Copy each line in the data that includes the word "activés".

--*--

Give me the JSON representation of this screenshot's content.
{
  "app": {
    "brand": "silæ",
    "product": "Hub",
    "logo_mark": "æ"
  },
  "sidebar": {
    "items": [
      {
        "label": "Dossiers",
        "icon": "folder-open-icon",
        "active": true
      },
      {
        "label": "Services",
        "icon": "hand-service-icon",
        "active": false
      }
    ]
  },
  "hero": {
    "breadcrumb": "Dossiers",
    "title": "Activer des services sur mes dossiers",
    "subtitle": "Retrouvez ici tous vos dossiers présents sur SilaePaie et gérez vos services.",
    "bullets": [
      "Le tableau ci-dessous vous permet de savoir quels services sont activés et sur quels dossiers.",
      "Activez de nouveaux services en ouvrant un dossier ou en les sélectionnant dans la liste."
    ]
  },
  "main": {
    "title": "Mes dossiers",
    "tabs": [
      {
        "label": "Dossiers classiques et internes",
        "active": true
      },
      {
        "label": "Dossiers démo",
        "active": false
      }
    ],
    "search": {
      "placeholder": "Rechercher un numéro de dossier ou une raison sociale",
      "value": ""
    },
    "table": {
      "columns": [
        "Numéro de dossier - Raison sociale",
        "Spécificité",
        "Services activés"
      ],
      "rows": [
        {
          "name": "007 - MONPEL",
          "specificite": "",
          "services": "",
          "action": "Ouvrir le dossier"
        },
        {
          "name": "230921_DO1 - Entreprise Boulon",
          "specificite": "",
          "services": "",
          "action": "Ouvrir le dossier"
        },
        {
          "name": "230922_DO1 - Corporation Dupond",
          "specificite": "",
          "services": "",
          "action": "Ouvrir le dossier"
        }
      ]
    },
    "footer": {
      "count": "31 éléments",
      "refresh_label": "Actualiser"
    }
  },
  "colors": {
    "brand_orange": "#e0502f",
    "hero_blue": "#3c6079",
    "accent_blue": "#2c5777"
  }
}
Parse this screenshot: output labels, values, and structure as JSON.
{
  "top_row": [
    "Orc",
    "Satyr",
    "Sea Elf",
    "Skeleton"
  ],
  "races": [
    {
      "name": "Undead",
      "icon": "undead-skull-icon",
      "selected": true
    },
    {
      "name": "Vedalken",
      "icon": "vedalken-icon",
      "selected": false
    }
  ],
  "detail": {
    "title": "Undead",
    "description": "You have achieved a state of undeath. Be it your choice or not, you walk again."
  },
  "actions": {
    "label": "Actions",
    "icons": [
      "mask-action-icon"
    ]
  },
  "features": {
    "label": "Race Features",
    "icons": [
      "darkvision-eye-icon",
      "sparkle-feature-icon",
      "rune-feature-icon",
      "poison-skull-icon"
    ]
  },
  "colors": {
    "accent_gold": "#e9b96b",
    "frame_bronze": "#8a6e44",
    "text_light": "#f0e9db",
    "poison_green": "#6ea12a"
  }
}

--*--

» **RESULT OF THE EXERCISE**:
      "Le tableau ci-dessous vous permet de savoir quels services sont activés et sur quels dossiers.",
        "Services activés"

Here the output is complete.